[App and web page records]
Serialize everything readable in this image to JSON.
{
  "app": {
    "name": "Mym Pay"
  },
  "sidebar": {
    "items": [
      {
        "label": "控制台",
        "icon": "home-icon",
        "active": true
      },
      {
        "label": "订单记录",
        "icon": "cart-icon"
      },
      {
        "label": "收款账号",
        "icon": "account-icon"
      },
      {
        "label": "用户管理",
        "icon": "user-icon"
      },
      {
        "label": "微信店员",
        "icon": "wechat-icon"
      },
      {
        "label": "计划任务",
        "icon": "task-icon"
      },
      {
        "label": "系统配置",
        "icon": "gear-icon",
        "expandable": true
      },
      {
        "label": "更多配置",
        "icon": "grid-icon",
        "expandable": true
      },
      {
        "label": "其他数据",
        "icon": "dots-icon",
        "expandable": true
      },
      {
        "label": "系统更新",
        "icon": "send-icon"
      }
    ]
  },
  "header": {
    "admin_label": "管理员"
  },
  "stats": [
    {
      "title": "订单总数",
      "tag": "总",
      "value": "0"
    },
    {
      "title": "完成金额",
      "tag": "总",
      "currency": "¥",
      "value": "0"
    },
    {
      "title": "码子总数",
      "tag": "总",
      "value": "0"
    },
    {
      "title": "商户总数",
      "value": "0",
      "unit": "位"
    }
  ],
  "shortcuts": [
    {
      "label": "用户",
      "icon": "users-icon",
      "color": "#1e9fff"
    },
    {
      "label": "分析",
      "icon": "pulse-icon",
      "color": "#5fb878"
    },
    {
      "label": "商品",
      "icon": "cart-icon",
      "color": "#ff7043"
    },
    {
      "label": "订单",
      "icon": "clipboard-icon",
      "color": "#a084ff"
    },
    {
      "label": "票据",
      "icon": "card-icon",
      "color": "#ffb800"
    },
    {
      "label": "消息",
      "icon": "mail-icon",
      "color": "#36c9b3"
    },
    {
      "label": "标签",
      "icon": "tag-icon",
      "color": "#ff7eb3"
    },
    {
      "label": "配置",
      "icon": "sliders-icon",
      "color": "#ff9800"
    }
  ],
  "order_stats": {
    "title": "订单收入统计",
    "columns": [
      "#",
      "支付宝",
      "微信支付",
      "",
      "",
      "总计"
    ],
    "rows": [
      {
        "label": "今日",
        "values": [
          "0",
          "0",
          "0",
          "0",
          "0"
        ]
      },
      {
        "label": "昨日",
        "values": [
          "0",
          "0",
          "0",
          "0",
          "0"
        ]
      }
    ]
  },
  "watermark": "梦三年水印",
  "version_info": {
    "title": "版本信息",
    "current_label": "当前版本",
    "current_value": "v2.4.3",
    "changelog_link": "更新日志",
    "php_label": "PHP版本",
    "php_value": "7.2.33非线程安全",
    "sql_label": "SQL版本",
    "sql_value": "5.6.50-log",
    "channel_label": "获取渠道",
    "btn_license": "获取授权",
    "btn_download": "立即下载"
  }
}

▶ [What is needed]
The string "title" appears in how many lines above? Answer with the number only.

▶ [Answer below]
6